By the second day, FEMA workers and fire departments from as far away as California and Oregon were on the scene. They led search dogs that wore booties on their feet like socks to protect them from cuts. The dogs worked tirelessly and were never once wrong. Sometimes it would take hours of work, and the movement of tons of wreckage, but the bodies were always in the spot where the dogs indicated.

After some especially difficult digging, we found an older woman's body stuck beneath a mammoth block of concrete the size of a small house. In her wallet she carried a New Jersey license and pictures of her grandchildren. The women were always so much harder to deal with. It just hurt more. Concrete and steel locked her into the pit. The lower half of the body was solidly trapped and immovable. We pulled and twisted in vain to try to free her. Men poked tirelessly with tools and yanked at different angles, but we couldn't get her out. We were locked in a gruesome game of tug-of-war with the wreckage.

We all knew how many people worked in the towers. There were thousands. And we had no idea whether or not another attack was on the way. F-14s roared, curving around the tip of Manhattan low enough for us to see the numbers on their tails. Terribly concerned about fires and secondary explosions, we had to move quickly. All day we worked at a frantic pace to find the living and recover the dead. There we so many more we needed to save and this one body was slowing us down terribly. We worried that if a fire started, and we didn't get at least part of her out, her family would never know.

Those were days without good options. Fireman and cops are a lot like soldiers. Many nowadays are soldiers. When faced with a decision under pressure, we are all trained to think about the "80 percent solution"--a decent plan executed now is always better than a perfect plan later. We had no more time to spend on this one body. Limited on tools, a fireman had an effective and grisly idea. And we all agreed to it. It was a collective decision, and any possible repercussions would not be pinned on him alone.

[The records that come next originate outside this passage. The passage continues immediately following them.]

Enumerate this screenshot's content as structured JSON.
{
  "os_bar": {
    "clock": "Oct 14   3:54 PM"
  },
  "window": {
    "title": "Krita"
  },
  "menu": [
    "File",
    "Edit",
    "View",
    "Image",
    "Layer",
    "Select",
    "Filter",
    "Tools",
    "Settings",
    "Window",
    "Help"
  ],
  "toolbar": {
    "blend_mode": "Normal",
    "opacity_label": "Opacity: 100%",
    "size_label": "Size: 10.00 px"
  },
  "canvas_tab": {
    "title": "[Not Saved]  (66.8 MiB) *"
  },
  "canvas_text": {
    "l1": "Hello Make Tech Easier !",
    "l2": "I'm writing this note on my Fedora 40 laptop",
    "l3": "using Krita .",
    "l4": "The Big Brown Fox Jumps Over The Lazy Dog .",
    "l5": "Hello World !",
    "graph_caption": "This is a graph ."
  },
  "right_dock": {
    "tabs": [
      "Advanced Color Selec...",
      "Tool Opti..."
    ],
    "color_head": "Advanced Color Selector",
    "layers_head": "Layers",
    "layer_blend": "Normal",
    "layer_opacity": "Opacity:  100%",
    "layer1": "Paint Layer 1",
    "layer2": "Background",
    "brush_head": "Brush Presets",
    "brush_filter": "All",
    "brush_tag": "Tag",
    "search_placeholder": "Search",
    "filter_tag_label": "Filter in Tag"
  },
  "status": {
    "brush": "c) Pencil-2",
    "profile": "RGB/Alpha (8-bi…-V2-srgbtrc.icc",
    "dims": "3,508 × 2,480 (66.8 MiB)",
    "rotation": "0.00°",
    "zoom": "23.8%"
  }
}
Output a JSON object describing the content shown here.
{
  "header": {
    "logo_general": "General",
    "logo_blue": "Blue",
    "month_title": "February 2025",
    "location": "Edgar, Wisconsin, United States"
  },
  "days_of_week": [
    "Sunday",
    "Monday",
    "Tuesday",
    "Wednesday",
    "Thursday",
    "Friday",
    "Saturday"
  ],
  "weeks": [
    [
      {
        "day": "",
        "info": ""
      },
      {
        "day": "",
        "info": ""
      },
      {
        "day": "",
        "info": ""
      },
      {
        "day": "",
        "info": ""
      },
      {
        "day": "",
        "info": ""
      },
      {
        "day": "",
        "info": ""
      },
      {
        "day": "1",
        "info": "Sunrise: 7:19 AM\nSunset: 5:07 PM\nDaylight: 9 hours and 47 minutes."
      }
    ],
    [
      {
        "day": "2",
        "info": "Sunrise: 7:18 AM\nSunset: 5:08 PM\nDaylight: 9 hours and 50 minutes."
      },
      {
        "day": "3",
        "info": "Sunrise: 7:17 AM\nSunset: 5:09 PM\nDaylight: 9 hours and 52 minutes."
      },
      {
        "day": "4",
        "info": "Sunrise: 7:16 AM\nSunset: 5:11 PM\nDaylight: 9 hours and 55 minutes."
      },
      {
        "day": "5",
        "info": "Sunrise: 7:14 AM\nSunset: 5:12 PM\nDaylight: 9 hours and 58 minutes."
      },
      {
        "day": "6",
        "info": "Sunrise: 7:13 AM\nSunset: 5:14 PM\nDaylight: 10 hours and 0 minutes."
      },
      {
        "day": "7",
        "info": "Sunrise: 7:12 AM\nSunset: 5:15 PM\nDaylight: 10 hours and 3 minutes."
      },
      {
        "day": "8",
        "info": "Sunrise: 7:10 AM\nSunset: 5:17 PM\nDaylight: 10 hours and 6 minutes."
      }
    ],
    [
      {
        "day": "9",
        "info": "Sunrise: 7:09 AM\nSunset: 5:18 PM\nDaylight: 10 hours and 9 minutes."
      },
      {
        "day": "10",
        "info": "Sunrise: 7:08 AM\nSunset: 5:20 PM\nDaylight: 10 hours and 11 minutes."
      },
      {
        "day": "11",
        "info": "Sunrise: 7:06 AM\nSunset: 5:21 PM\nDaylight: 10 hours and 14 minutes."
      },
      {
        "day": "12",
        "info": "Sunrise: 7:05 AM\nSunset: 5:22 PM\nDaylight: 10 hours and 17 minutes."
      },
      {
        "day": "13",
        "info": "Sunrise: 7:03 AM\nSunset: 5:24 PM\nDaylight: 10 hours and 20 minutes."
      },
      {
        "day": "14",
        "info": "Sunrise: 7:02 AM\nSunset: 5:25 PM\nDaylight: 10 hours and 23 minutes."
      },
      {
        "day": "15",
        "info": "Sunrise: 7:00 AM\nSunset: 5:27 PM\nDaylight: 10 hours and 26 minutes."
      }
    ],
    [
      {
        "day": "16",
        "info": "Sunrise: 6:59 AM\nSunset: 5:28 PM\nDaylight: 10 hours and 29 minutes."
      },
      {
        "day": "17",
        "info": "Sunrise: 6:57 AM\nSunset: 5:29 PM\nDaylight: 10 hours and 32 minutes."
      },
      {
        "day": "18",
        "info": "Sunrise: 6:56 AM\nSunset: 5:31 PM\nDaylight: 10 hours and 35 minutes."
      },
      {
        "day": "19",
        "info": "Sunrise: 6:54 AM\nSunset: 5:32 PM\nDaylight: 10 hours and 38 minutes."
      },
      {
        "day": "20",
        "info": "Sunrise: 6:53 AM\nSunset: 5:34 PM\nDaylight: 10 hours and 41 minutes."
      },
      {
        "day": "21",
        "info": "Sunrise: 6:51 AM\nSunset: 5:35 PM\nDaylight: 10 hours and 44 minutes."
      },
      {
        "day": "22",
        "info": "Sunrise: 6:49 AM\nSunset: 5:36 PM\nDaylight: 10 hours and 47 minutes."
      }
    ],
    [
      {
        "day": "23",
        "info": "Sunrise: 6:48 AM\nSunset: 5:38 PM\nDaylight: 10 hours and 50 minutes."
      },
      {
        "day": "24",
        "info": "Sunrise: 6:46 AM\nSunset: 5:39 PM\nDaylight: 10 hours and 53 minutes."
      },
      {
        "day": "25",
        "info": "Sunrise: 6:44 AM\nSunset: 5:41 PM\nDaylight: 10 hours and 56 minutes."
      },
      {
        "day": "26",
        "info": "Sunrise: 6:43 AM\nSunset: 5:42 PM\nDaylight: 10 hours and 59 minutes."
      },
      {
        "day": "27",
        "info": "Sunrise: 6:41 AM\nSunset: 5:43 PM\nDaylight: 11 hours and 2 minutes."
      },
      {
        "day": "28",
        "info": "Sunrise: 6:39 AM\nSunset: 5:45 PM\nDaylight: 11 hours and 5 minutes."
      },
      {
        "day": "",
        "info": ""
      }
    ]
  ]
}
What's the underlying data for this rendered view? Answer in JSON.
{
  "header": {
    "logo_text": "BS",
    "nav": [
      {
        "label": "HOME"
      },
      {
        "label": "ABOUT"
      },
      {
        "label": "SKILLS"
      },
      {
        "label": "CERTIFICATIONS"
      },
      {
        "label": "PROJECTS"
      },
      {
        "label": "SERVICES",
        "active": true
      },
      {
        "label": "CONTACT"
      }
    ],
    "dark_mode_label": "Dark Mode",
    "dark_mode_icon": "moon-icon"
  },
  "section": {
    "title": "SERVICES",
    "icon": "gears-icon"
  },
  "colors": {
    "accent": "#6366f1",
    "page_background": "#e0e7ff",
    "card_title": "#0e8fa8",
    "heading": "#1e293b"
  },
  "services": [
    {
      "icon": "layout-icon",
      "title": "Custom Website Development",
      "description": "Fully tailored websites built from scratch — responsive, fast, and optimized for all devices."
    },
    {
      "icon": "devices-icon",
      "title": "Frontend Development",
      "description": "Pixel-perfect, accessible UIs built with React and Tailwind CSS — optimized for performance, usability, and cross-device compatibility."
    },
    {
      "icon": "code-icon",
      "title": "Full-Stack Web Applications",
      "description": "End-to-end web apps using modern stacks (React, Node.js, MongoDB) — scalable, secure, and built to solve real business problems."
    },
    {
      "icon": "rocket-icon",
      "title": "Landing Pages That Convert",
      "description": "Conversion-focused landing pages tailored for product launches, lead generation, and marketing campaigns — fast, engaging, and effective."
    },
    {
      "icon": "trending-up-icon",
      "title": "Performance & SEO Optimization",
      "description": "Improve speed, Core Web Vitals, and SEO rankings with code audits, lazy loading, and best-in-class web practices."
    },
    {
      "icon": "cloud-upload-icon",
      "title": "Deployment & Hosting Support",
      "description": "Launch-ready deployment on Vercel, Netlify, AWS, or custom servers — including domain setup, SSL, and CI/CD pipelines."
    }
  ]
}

Burned in my mind forever were the tears that streamed down his face as he raised a shovel high above his head and drove it thudding into her bloated midsection. We had cut her body in half at the waist. Half a dozen men wept in mournful awe as the young fireman continued to labor, until he realized the shovel was not sharp enough to cut through her spine. A young doctor rushed up and fell to his knees. As he lifted the scalpel, he fell in a heap, crying uncontrollably. The exhausted fireman with the shovel dropped his tool and put his arms around the doctor, saying, "Doc, you have to do it, man. You're doing the right thing. It's the only way we can get her out. You can do it, Doc." He nodded, choked back his tears and cut through the last resilient parts of her spine with his hands. It was the most macabre and selfless act I had ever seen.